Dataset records
• • • •
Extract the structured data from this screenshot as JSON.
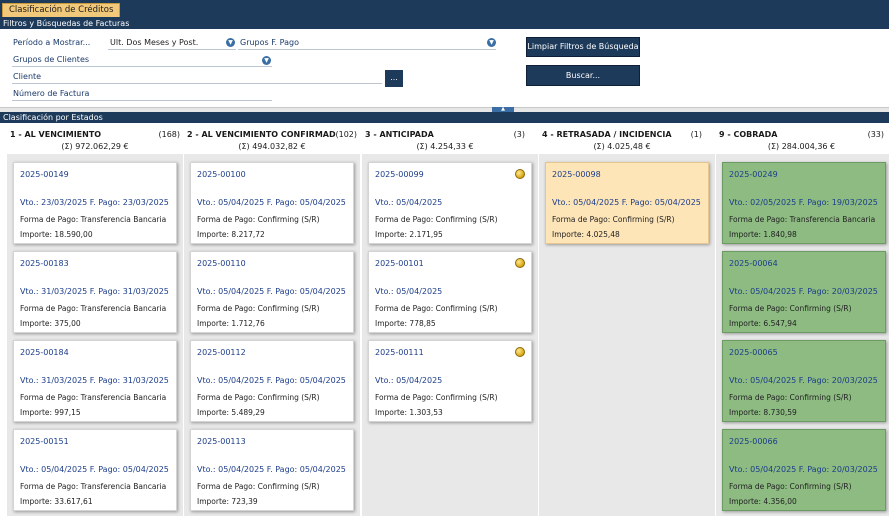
{
  "tab": {
    "label": "Clasificación de Créditos"
  },
  "filters": {
    "header": "Filtros y Búsquedas de Facturas",
    "periodo_label": "Período a Mostrar...",
    "periodo_value": "Ult. Dos Meses y Post.",
    "grupos_pago_label": "Grupos F. Pago",
    "grupos_clientes_label": "Grupos de Clientes",
    "cliente_label": "Cliente",
    "cliente_button": "...",
    "numero_factura_label": "Número de Factura",
    "clear_button": "Limpiar Filtros de Búsqueda",
    "search_button": "Buscar..."
  },
  "board": {
    "header": "Clasificación por Estados",
    "columns": [
      {
        "title": "1 - AL VENCIMIENTO",
        "count": "(168)",
        "total": "(Σ)  972.062,29  €",
        "cards": [
          {
            "id": "2025-00149",
            "dates": "Vto.: 23/03/2025   F. Pago: 23/03/2025",
            "fp": "Forma de Pago: Transferencia Bancaria",
            "imp": "Importe: 18.590,00"
          },
          {
            "id": "2025-00183",
            "dates": "Vto.: 31/03/2025   F. Pago: 31/03/2025",
            "fp": "Forma de Pago: Transferencia Bancaria",
            "imp": "Importe: 375,00"
          },
          {
            "id": "2025-00184",
            "dates": "Vto.: 31/03/2025   F. Pago: 31/03/2025",
            "fp": "Forma de Pago: Transferencia Bancaria",
            "imp": "Importe: 997,15"
          },
          {
            "id": "2025-00151",
            "dates": "Vto.: 05/04/2025   F. Pago: 05/04/2025",
            "fp": "Forma de Pago: Transferencia Bancaria",
            "imp": "Importe: 33.617,61"
          }
        ]
      },
      {
        "title": "2 - AL VENCIMIENTO CONFIRMAD",
        "count": "(102)",
        "total": "(Σ)  494.032,82  €",
        "cards": [
          {
            "id": "2025-00100",
            "dates": "Vto.: 05/04/2025   F. Pago: 05/04/2025",
            "fp": "Forma de Pago: Confirming (S/R)",
            "imp": "Importe: 8.217,72"
          },
          {
            "id": "2025-00110",
            "dates": "Vto.: 05/04/2025   F. Pago: 05/04/2025",
            "fp": "Forma de Pago: Confirming (S/R)",
            "imp": "Importe: 1.712,76"
          },
          {
            "id": "2025-00112",
            "dates": "Vto.: 05/04/2025   F. Pago: 05/04/2025",
            "fp": "Forma de Pago: Confirming (S/R)",
            "imp": "Importe: 5.489,29"
          },
          {
            "id": "2025-00113",
            "dates": "Vto.: 05/04/2025   F. Pago: 05/04/2025",
            "fp": "Forma de Pago: Confirming (S/R)",
            "imp": "Importe: 723,39"
          }
        ]
      },
      {
        "title": "3 - ANTICIPADA",
        "count": "(3)",
        "total": "(Σ)  4.254,33  €",
        "cards": [
          {
            "id": "2025-00099",
            "dates": "Vto.: 05/04/2025",
            "fp": "Forma de Pago: Confirming (S/R)",
            "imp": "Importe: 2.171,95"
          },
          {
            "id": "2025-00101",
            "dates": "Vto.: 05/04/2025",
            "fp": "Forma de Pago: Confirming (S/R)",
            "imp": "Importe: 778,85"
          },
          {
            "id": "2025-00111",
            "dates": "Vto.: 05/04/2025",
            "fp": "Forma de Pago: Confirming (S/R)",
            "imp": "Importe: 1.303,53"
          }
        ]
      },
      {
        "title": "4 - RETRASADA / INCIDENCIA",
        "count": "(1)",
        "total": "(Σ)  4.025,48  €",
        "cards": [
          {
            "id": "2025-00098",
            "dates": "Vto.: 05/04/2025   F. Pago: 05/04/2025",
            "fp": "Forma de Pago: Confirming (S/R)",
            "imp": "Importe: 4.025,48"
          }
        ]
      },
      {
        "title": "9 - COBRADA",
        "count": "(33)",
        "total": "(Σ)  284.004,36  €",
        "cards": [
          {
            "id": "2025-00249",
            "dates": "Vto.: 02/05/2025   F. Pago: 19/03/2025",
            "fp": "Forma de Pago: Transferencia Bancaria",
            "imp": "Importe: 1.840,98"
          },
          {
            "id": "2025-00064",
            "dates": "Vto.: 05/04/2025   F. Pago: 20/03/2025",
            "fp": "Forma de Pago: Confirming (S/R)",
            "imp": "Importe: 6.547,94"
          },
          {
            "id": "2025-00065",
            "dates": "Vto.: 05/04/2025   F. Pago: 20/03/2025",
            "fp": "Forma de Pago: Confirming (S/R)",
            "imp": "Importe: 8.730,59"
          },
          {
            "id": "2025-00066",
            "dates": "Vto.: 05/04/2025   F. Pago: 20/03/2025",
            "fp": "Forma de Pago: Confirming (S/R)",
            "imp": "Importe: 4.356,00"
          }
        ]
      }
    ]
  },
  "colors": {
    "navy": "#1e3a5a",
    "tab": "#f2c97a",
    "link": "#1c3d8a",
    "card_yellow": "#fde5b8",
    "card_green": "#8dbb82"
  }
}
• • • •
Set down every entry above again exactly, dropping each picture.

■ **Answer section**
Extract the structured data from this screenshot as JSON.
{
  "tab": {
    "label": "Clasificación de Créditos"
  },
  "filters": {
    "header": "Filtros y Búsquedas de Facturas",
    "periodo_label": "Período a Mostrar...",
    "periodo_value": "Ult. Dos Meses y Post.",
    "grupos_pago_label": "Grupos F. Pago",
    "grupos_clientes_label": "Grupos de Clientes",
    "cliente_label": "Cliente",
    "cliente_button": "...",
    "numero_factura_label": "Número de Factura",
    "clear_button": "Limpiar Filtros de Búsqueda",
    "search_button": "Buscar..."
  },
  "board": {
    "header": "Clasificación por Estados",
    "columns": [
      {
        "title": "1 - AL VENCIMIENTO",
        "count": "(168)",
        "total": "(Σ)  972.062,29  €",
        "cards": [
          {
            "id": "2025-00149",
            "dates": "Vto.: 23/03/2025   F. Pago: 23/03/2025",
            "fp": "Forma de Pago: Transferencia Bancaria",
            "imp": "Importe: 18.590,00"
          },
          {
            "id": "2025-00183",
            "dates": "Vto.: 31/03/2025   F. Pago: 31/03/2025",
            "fp": "Forma de Pago: Transferencia Bancaria",
            "imp": "Importe: 375,00"
          },
          {
            "id": "2025-00184",
            "dates": "Vto.: 31/03/2025   F. Pago: 31/03/2025",
            "fp": "Forma de Pago: Transferencia Bancaria",
            "imp": "Importe: 997,15"
          },
          {
            "id": "2025-00151",
            "dates": "Vto.: 05/04/2025   F. Pago: 05/04/2025",
            "fp": "Forma de Pago: Transferencia Bancaria",
            "imp": "Importe: 33.617,61"
          }
        ]
      },
      {
        "title": "2 - AL VENCIMIENTO CONFIRMAD",
        "count": "(102)",
        "total": "(Σ)  494.032,82  €",
        "cards": [
          {
            "id": "2025-00100",
            "dates": "Vto.: 05/04/2025   F. Pago: 05/04/2025",
            "fp": "Forma de Pago: Confirming (S/R)",
            "imp": "Importe: 8.217,72"
          },
          {
            "id": "2025-00110",
            "dates": "Vto.: 05/04/2025   F. Pago: 05/04/2025",
            "fp": "Forma de Pago: Confirming (S/R)",
            "imp": "Importe: 1.712,76"
          },
          {
            "id": "2025-00112",
            "dates": "Vto.: 05/04/2025   F. Pago: 05/04/2025",
            "fp": "Forma de Pago: Confirming (S/R)",
            "imp": "Importe: 5.489,29"
          },
          {
            "id": "2025-00113",
            "dates": "Vto.: 05/04/2025   F. Pago: 05/04/2025",
            "fp": "Forma de Pago: Confirming (S/R)",
            "imp": "Importe: 723,39"
          }
        ]
      },
      {
        "title": "3 - ANTICIPADA",
        "count": "(3)",
        "total": "(Σ)  4.254,33  €",
        "cards": [
          {
            "id": "2025-00099",
            "dates": "Vto.: 05/04/2025",
            "fp": "Forma de Pago: Confirming (S/R)",
            "imp": "Importe: 2.171,95"
          },
          {
            "id": "2025-00101",
            "dates": "Vto.: 05/04/2025",
            "fp": "Forma de Pago: Confirming (S/R)",
            "imp": "Importe: 778,85"
          },
          {
            "id": "2025-00111",
            "dates": "Vto.: 05/04/2025",
            "fp": "Forma de Pago: Confirming (S/R)",
            "imp": "Importe: 1.303,53"
          }
        ]
      },
      {
        "title": "4 - RETRASADA / INCIDENCIA",
        "count": "(1)",
        "total": "(Σ)  4.025,48  €",
        "cards": [
          {
            "id": "2025-00098",
            "dates": "Vto.: 05/04/2025   F. Pago: 05/04/2025",
            "fp": "Forma de Pago: Confirming (S/R)",
            "imp": "Importe: 4.025,48"
          }
        ]
      },
      {
        "title": "9 - COBRADA",
        "count": "(33)",
        "total": "(Σ)  284.004,36  €",
        "cards": [
          {
            "id": "2025-00249",
            "dates": "Vto.: 02/05/2025   F. Pago: 19/03/2025",
            "fp": "Forma de Pago: Transferencia Bancaria",
            "imp": "Importe: 1.840,98"
          },
          {
            "id": "2025-00064",
            "dates": "Vto.: 05/04/2025   F. Pago: 20/03/2025",
            "fp": "Forma de Pago: Confirming (S/R)",
            "imp": "Importe: 6.547,94"
          },
          {
            "id": "2025-00065",
            "dates": "Vto.: 05/04/2025   F. Pago: 20/03/2025",
            "fp": "Forma de Pago: Confirming (S/R)",
            "imp": "Importe: 8.730,59"
          },
          {
            "id": "2025-00066",
            "dates": "Vto.: 05/04/2025   F. Pago: 20/03/2025",
            "fp": "Forma de Pago: Confirming (S/R)",
            "imp": "Importe: 4.356,00"
          }
        ]
      }
    ]
  },
  "colors": {
    "navy": "#1e3a5a",
    "tab": "#f2c97a",
    "link": "#1c3d8a",
    "card_yellow": "#fde5b8",
    "card_green": "#8dbb82"
  }
}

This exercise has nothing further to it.